The transition from one to the other of these conditions was gradual and orderly: first a nearly simple tableland. Then a grand mer de glace shedding its slow-crawling currents to the ocean and becoming gradually more wrinkled as unequal erosion roughened its bed and brought its highest ridges above the surface. Then a land of lakes, an almost continuous sheet of water from the Sierra to the Wahsatch [Wasatch], adorned with innumerable mountain islands. Then a slow dessication [desiccation] and decay to present conditions. Such a mer de glace would form a fine barrier to the northward march of your Asiatic plants and hold them perhaps until they perished or came into competition with others better adapted to the changed conditions.
San Francisco [Calif.]
1879 Feb 1
Original letter dimensions: 11 x 18
Royal Botanic Gardens, Kew. Directors' Correspondence 199/312-317
The unpublished works of John Muir are copyrighted by the Muir-Hanna Trust. To purchase copies of images and/or obtain permission to publish or exhibit them, see http://www.pacific.edu/Library/Find/Holt-Atherton-Special-Collections/Fees-and-Forms-.html
Documents reproduced with the kind permission of the Board of Trustees of the Royal Botanic Gardens, Kew.
DC 199 ff 312 317 image 5
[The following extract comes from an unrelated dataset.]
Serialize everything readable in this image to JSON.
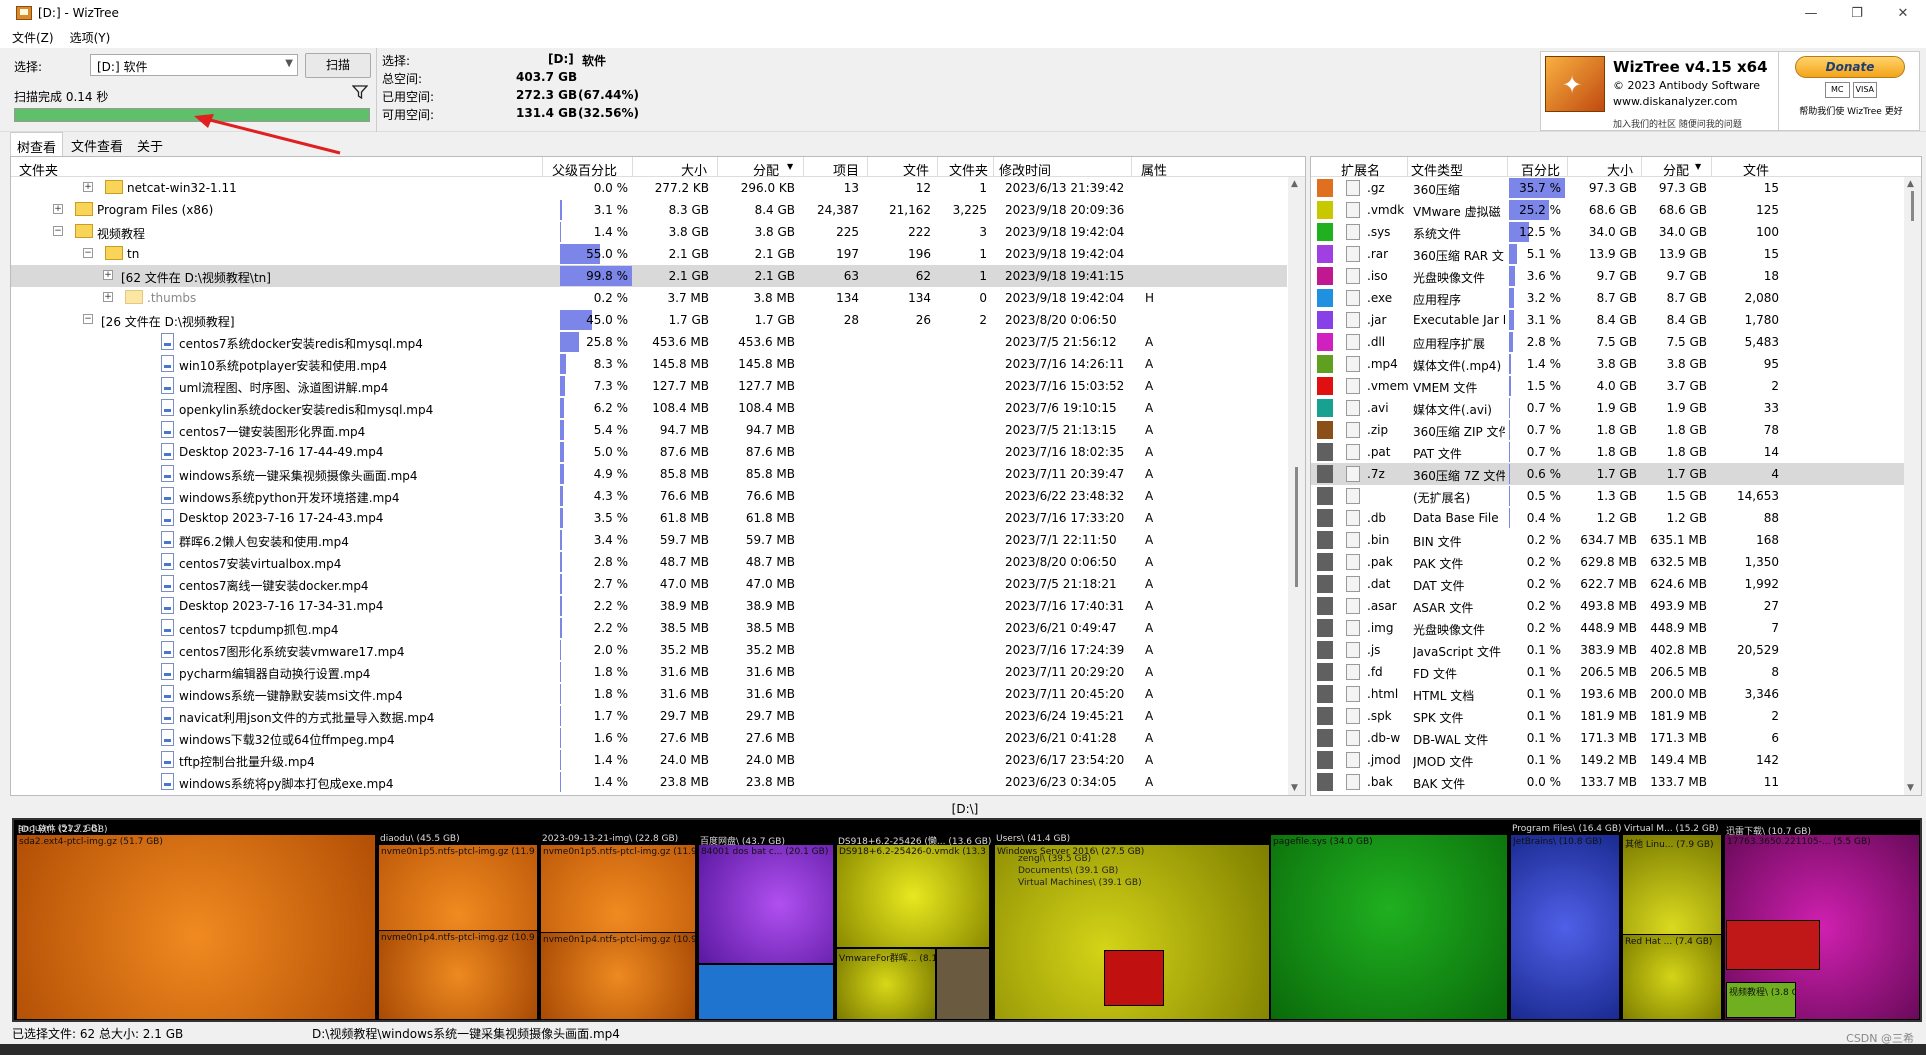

John Muir, correspondence, letters, author, writing, naturalist, California, correspondent, mail, message, post, exchange of letters, missive, notes, epistle